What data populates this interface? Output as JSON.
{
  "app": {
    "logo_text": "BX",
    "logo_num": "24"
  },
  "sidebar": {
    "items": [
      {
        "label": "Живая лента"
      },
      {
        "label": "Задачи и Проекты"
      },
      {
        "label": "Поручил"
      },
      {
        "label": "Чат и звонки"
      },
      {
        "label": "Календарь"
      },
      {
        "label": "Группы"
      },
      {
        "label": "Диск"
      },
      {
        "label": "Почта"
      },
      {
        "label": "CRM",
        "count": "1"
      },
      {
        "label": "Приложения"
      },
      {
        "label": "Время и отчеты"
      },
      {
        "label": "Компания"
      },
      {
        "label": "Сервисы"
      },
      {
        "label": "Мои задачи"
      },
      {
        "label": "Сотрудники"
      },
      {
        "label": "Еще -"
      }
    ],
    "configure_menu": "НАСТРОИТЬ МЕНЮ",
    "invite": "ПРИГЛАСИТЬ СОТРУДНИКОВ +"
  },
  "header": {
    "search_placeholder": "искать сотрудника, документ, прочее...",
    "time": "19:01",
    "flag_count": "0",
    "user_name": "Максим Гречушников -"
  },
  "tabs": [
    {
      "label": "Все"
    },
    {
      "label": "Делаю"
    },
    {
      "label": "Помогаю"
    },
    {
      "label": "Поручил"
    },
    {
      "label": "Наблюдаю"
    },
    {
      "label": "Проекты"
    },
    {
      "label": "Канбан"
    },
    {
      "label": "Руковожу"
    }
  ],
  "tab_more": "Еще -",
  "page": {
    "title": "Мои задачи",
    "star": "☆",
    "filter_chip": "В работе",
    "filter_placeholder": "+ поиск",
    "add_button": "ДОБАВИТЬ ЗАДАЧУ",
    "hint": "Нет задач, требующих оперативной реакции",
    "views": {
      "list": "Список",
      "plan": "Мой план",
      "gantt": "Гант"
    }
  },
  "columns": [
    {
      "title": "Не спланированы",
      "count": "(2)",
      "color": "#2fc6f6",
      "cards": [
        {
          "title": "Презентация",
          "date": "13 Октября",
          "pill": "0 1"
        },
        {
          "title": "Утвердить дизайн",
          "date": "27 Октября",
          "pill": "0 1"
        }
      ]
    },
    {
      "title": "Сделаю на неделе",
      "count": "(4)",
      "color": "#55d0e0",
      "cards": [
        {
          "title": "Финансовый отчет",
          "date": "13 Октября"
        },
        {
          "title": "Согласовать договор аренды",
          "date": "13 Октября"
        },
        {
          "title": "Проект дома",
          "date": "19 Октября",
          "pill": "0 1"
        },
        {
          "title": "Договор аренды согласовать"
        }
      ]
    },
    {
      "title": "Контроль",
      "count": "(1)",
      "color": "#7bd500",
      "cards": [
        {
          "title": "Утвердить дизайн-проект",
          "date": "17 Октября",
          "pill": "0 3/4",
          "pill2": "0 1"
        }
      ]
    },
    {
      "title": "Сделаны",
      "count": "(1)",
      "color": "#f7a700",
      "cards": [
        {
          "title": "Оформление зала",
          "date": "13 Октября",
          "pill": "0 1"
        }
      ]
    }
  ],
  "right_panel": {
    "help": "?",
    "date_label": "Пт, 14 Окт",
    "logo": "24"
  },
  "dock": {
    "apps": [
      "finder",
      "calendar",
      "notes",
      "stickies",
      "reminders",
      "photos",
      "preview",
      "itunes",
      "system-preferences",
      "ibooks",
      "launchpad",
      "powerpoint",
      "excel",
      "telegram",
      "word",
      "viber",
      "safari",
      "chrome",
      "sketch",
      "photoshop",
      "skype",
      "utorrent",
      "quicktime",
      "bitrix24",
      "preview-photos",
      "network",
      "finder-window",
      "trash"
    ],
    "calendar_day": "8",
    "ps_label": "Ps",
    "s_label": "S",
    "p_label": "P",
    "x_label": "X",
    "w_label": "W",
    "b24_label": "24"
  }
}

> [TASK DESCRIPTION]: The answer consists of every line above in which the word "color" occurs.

> [EXERCISE OUTPUT]:
      "color": "#2fc6f6",
      "color": "#55d0e0",
      "color": "#7bd500",
      "color": "#f7a700",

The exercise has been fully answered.